In the first opinion authored by Justice Elena Kagan, the Supreme Court ruled that a Chapter 13 debtor may not deduct the “ownership costs” of a vehicle under the means test when he owes no further payments on the vehicle, affirming a decision of the Ninth Circuit Court of Appeals. The 8-1 opinion featured a pro-debtor dissent by Justice Scalia.

The case involved the calculation of how much disposable income a Chapter 13 debtor has in which to pay off creditors. Ransom argued that he should be allowed to take a $471/month deduction for the ownership costs of his vehicle, despite the fact that he had paid the vehicle off. His credit card company disagreed: they stated that Ransom should have been unable to take the deduction and the $471 should have gone towards his creditors.

The Supreme Court sided with the credit card company. The majority opinion ruled that the statutory language that “[t]he debtor’s monthly expenses shall be the debtor’s applicable monthly expense amounts specified under the National Standards and Local Standards” uses the word “applicable” as a filter, and that the debtor may only take the deduction if “it is appropriate for him.” Using IRS guidelines on the National and Local Standards, the Court held that the deduction is only appropriate where the debtor has not fully paid off the vehicle.

Justice Scalia disagreed: he argued that the term “applicable” meant that the debtor should be able to take the deduction based on the number of cars the debtor owns. Focusing on the language of the Bankruptcy Code itself, Justice Scalia argued that the debtor’s interpretation of the statute was reasonable, and that there are other deductions in the Bankruptcy Code that are only to be taken if “reasonable and necessary.” Justice Scalia stated that he found it “strange” that Congress would have intended to so narrowly limit the vehicle ownership deduction merely by using the word “applicable.”
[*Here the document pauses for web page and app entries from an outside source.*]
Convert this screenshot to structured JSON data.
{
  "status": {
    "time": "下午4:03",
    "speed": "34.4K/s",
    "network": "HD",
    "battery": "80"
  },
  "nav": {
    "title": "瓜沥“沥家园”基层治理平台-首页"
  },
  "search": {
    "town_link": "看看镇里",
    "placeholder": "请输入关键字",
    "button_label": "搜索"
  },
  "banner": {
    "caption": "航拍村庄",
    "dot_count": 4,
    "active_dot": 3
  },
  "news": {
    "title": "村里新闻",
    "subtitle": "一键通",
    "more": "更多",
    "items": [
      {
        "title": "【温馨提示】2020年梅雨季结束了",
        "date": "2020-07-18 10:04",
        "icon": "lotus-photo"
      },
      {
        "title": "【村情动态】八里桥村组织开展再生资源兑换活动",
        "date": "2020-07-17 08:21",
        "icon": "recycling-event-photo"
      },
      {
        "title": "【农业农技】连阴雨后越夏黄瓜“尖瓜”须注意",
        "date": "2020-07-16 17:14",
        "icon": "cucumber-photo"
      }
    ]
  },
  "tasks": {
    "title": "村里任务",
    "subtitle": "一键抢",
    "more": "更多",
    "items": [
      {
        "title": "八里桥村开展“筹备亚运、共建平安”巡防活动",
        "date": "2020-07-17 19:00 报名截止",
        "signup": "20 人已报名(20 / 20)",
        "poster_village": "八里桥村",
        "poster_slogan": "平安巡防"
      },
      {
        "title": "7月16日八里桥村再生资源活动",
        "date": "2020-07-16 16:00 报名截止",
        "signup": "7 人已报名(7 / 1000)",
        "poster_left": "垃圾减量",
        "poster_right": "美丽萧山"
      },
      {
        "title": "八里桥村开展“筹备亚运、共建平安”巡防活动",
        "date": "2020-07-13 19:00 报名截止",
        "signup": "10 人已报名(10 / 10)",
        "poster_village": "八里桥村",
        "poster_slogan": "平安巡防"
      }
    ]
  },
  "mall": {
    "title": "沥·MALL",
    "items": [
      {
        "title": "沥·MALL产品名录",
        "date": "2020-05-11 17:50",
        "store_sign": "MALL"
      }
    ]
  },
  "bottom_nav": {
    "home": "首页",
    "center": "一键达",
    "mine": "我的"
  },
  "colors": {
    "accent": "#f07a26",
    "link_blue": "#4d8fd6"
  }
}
While this case is mainly of interest to bankruptcy practitioners, it does suggest a new dynamic on the Court. A new Justice’s first opinion is typically a unanimous opinion on an uncontroversial topic. But Justice Scalia’s spirited dissent suggests that there may be some significant disagreement between the ends of the ideological spectrum on the Court.